| TASK INSTRUCTIONS |
Search the records for the word "JSON". Copy every line where it appears.

| RECORDS |
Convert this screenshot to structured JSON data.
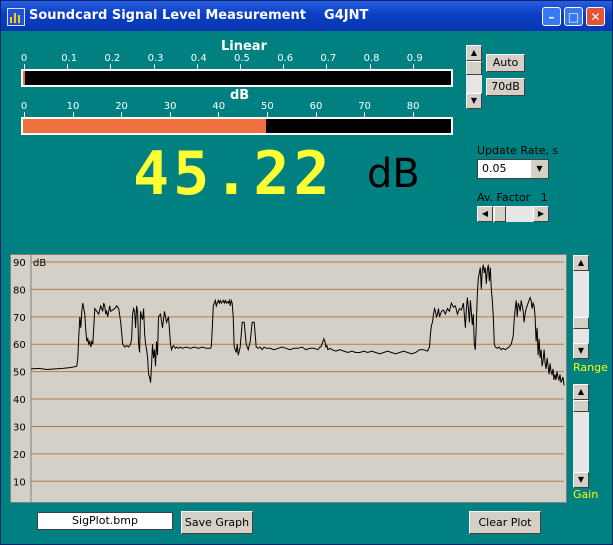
{
  "window": {
    "title": "Soundcard Signal Level Measurement    G4JNT"
  },
  "linear_scale": {
    "label": "Linear",
    "ticks": [
      "0",
      "0.1",
      "0.2",
      "0.3",
      "0.4",
      "0.5",
      "0.6",
      "0.7",
      "0.8",
      "0.9"
    ],
    "level": 0.005
  },
  "db_scale": {
    "label": "dB",
    "ticks": [
      "0",
      "10",
      "20",
      "30",
      "40",
      "50",
      "60",
      "70",
      "80"
    ],
    "level_db": 50.6,
    "max_db": 89
  },
  "reading": {
    "value": "45.22",
    "unit": "dB"
  },
  "buttons": {
    "auto": "Auto",
    "range_70": "70dB",
    "save_graph": "Save Graph",
    "clear_plot": "Clear Plot"
  },
  "update_rate": {
    "label": "Update Rate, s",
    "value": "0.05"
  },
  "av_factor": {
    "label": "Av. Factor",
    "value": "1"
  },
  "side_labels": {
    "range": "Range",
    "gain": "Gain"
  },
  "file": {
    "name": "SigPlot.bmp"
  },
  "colors": {
    "background": "#008080",
    "reading": "#ffff33",
    "meter_fill": "#f07040",
    "gridline": "#b08040",
    "label_yellow": "#ffff00"
  },
  "chart_data": {
    "type": "line",
    "ylabel": "dB",
    "ylim": [
      5,
      90
    ],
    "yticks": [
      "90",
      "80",
      "70",
      "60",
      "50",
      "40",
      "30",
      "20",
      "10"
    ],
    "grid": true,
    "x": [
      0,
      8,
      16,
      24,
      32,
      40,
      46,
      47,
      48,
      49,
      50,
      51,
      52,
      53,
      54,
      55,
      56,
      57,
      58,
      59,
      60,
      61,
      62,
      64,
      66,
      68,
      70,
      72,
      73,
      74,
      75,
      76,
      77,
      78,
      79,
      80,
      84,
      86,
      88,
      90,
      92,
      94,
      96,
      98,
      100,
      101,
      102,
      103,
      104,
      105,
      106,
      107,
      108,
      109,
      110,
      111,
      112,
      113,
      114,
      115,
      116,
      117,
      118,
      119,
      120,
      121,
      122,
      123,
      124,
      125,
      126,
      127,
      128,
      130,
      132,
      134,
      136,
      138,
      140,
      141,
      142,
      143,
      144,
      145,
      146,
      148,
      150,
      152,
      156,
      160,
      164,
      168,
      172,
      176,
      180,
      181,
      182,
      183,
      184,
      185,
      186,
      187,
      188,
      189,
      190,
      191,
      192,
      193,
      194,
      195,
      196,
      197,
      198,
      199,
      200,
      201,
      202,
      203,
      204,
      205,
      206,
      207,
      208,
      210,
      212,
      214,
      216,
      218,
      220,
      222,
      224,
      226,
      228,
      230,
      232,
      234,
      236,
      240,
      244,
      248,
      252,
      256,
      260,
      264,
      268,
      272,
      276,
      280,
      284,
      288,
      290,
      291,
      292,
      293,
      294,
      295,
      296,
      297,
      298,
      300,
      302,
      306,
      310,
      314,
      318,
      322,
      326,
      330,
      334,
      338,
      342,
      346,
      350,
      354,
      358,
      362,
      366,
      370,
      374,
      378,
      382,
      386,
      390,
      394,
      398,
      400,
      401,
      402,
      403,
      404,
      405,
      406,
      407,
      408,
      409,
      410,
      412,
      414,
      416,
      418,
      420,
      422,
      424,
      426,
      428,
      430,
      432,
      434,
      436,
      437,
      438,
      439,
      440,
      441,
      442,
      443,
      444,
      445,
      446,
      447,
      448,
      449,
      450,
      451,
      452,
      453,
      454,
      455,
      456,
      457,
      458,
      459,
      460,
      461,
      462,
      463,
      464,
      465,
      466,
      468,
      470,
      472,
      474,
      476,
      478,
      480,
      482,
      484,
      485,
      486,
      487,
      488,
      489,
      490,
      491,
      492,
      493,
      494,
      495,
      496,
      497,
      498,
      499,
      500,
      501,
      502,
      503,
      504,
      505,
      506,
      507,
      508,
      509,
      510,
      511,
      512,
      513,
      514,
      515,
      516,
      517,
      518,
      519,
      520,
      521,
      522,
      523,
      524,
      525,
      526,
      527,
      528,
      529,
      530,
      531,
      532,
      533,
      534,
      535
    ],
    "y": [
      51.0,
      51.2,
      50.8,
      51.0,
      51.2,
      51.5,
      52.0,
      55.0,
      63.0,
      70.0,
      66.0,
      72.0,
      75.0,
      73.0,
      71.0,
      65.0,
      61.0,
      62.0,
      60.0,
      61.0,
      59.0,
      61.0,
      60.0,
      73.0,
      72.0,
      71.0,
      74.0,
      72.0,
      75.0,
      74.0,
      71.0,
      72.0,
      70.0,
      72.0,
      74.0,
      72.0,
      73.0,
      74.0,
      73.0,
      68.0,
      60.0,
      59.0,
      59.5,
      59.0,
      60.0,
      62.0,
      71.0,
      73.0,
      72.0,
      66.0,
      74.0,
      72.0,
      60.0,
      57.0,
      72.0,
      70.0,
      69.0,
      73.0,
      64.0,
      60.0,
      58.0,
      55.0,
      49.0,
      48.0,
      46.0,
      52.0,
      60.0,
      55.0,
      58.0,
      52.0,
      61.0,
      56.0,
      70.0,
      71.0,
      66.0,
      72.0,
      68.0,
      70.0,
      60.0,
      58.0,
      59.0,
      59.5,
      59.0,
      58.5,
      59.0,
      58.5,
      59.0,
      58.5,
      59.0,
      58.5,
      59.0,
      58.5,
      59.0,
      58.5,
      58.5,
      59.0,
      66.0,
      74.0,
      75.0,
      76.0,
      74.0,
      75.0,
      76.0,
      75.0,
      76.0,
      75.0,
      75.5,
      76.0,
      75.0,
      76.0,
      75.0,
      75.5,
      75.0,
      76.0,
      74.0,
      76.0,
      75.0,
      70.0,
      59.0,
      58.0,
      57.0,
      60.0,
      56.0,
      59.0,
      68.0,
      68.0,
      60.0,
      58.0,
      61.0,
      68.0,
      68.0,
      59.0,
      58.5,
      59.0,
      58.0,
      59.0,
      58.5,
      58.5,
      58.0,
      58.5,
      59.0,
      58.5,
      58.0,
      58.5,
      58.5,
      59.0,
      58.0,
      58.5,
      58.5,
      58.0,
      59.0,
      59.0,
      60.0,
      61.0,
      62.0,
      61.0,
      59.0,
      59.5,
      58.0,
      58.5,
      58.0,
      57.5,
      58.0,
      57.5,
      57.0,
      57.5,
      57.0,
      57.0,
      57.5,
      57.0,
      57.5,
      57.0,
      56.5,
      57.0,
      57.5,
      57.0,
      56.5,
      57.0,
      57.5,
      57.0,
      56.5,
      57.0,
      58.0,
      58.0,
      57.5,
      59.0,
      64.0,
      67.0,
      68.0,
      71.0,
      73.0,
      72.0,
      70.0,
      71.0,
      73.0,
      70.0,
      72.0,
      72.5,
      71.0,
      73.0,
      72.0,
      75.0,
      73.5,
      74.0,
      71.0,
      73.0,
      72.5,
      75.0,
      66.0,
      73.0,
      77.0,
      73.0,
      68.0,
      76.0,
      72.0,
      67.0,
      71.0,
      60.0,
      58.0,
      67.0,
      78.0,
      84.0,
      86.0,
      88.0,
      80.0,
      87.0,
      89.0,
      86.0,
      88.0,
      82.0,
      87.0,
      89.0,
      83.0,
      88.0,
      80.0,
      76.0,
      70.0,
      60.0,
      59.0,
      58.5,
      59.0,
      58.0,
      58.5,
      58.0,
      58.5,
      59.0,
      60.0,
      63.0,
      69.0,
      73.0,
      76.0,
      70.0,
      75.0,
      74.0,
      72.0,
      76.0,
      74.0,
      72.0,
      68.0,
      71.0,
      73.0,
      74.0,
      75.0,
      76.0,
      77.0,
      76.0,
      73.0,
      75.0,
      74.0,
      70.0,
      61.0,
      66.0,
      56.0,
      62.0,
      55.0,
      58.0,
      52.0,
      54.0,
      58.0,
      53.0,
      51.0,
      55.0,
      52.0,
      49.0,
      53.0,
      50.0,
      49.0,
      51.0,
      47.0,
      49.0,
      47.0,
      50.0,
      48.0,
      47.0,
      49.0,
      46.0,
      47.0,
      48.0,
      45.0,
      46.0,
      45.0
    ]
  }
}
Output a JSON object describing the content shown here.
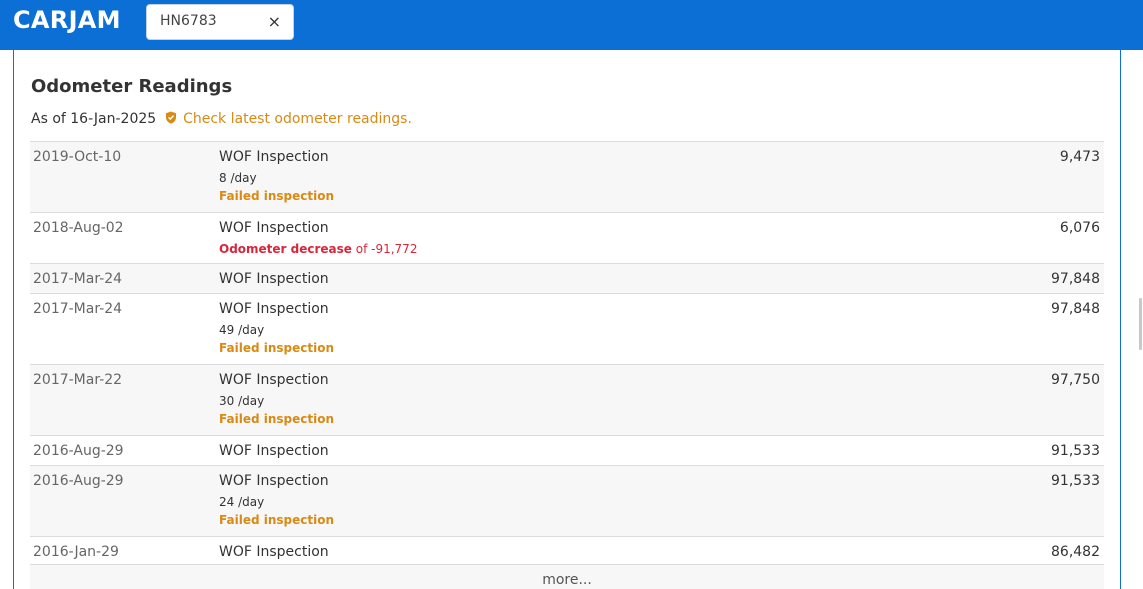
{
  "header": {
    "logo": "CARJAM",
    "search_value": "HN6783",
    "clear_glyph": "×"
  },
  "section": {
    "title": "Odometer Readings",
    "as_of": "As of 16-Jan-2025",
    "check_link": "Check latest odometer readings."
  },
  "rows": [
    {
      "date": "2019-Oct-10",
      "type": "WOF Inspection",
      "rate": "8 /day",
      "note": "Failed inspection",
      "reading": "9,473"
    },
    {
      "date": "2018-Aug-02",
      "type": "WOF Inspection",
      "decrease_label": "Odometer decrease",
      "decrease_value": " of -91,772",
      "reading": "6,076"
    },
    {
      "date": "2017-Mar-24",
      "type": "WOF Inspection",
      "reading": "97,848"
    },
    {
      "date": "2017-Mar-24",
      "type": "WOF Inspection",
      "rate": "49 /day",
      "note": "Failed inspection",
      "reading": "97,848"
    },
    {
      "date": "2017-Mar-22",
      "type": "WOF Inspection",
      "rate": "30 /day",
      "note": "Failed inspection",
      "reading": "97,750"
    },
    {
      "date": "2016-Aug-29",
      "type": "WOF Inspection",
      "reading": "91,533"
    },
    {
      "date": "2016-Aug-29",
      "type": "WOF Inspection",
      "rate": "24 /day",
      "note": "Failed inspection",
      "reading": "91,533"
    },
    {
      "date": "2016-Jan-29",
      "type": "WOF Inspection",
      "reading": "86,482"
    }
  ],
  "more_label": "more...",
  "colors": {
    "brand": "#0c6fd6",
    "warning": "#d98a14",
    "danger": "#d9253a"
  },
  "icons": {
    "shield": "shield-icon",
    "clear": "close-icon"
  }
}
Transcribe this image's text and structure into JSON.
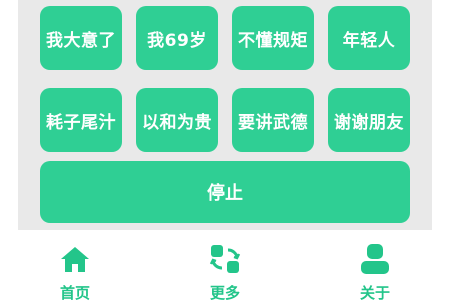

| TASK OUTPUT |
Convert this screenshot to structured JSON data.
Output a JSON object describing the content shown here.
Transcribe this image's text and structure into JSON.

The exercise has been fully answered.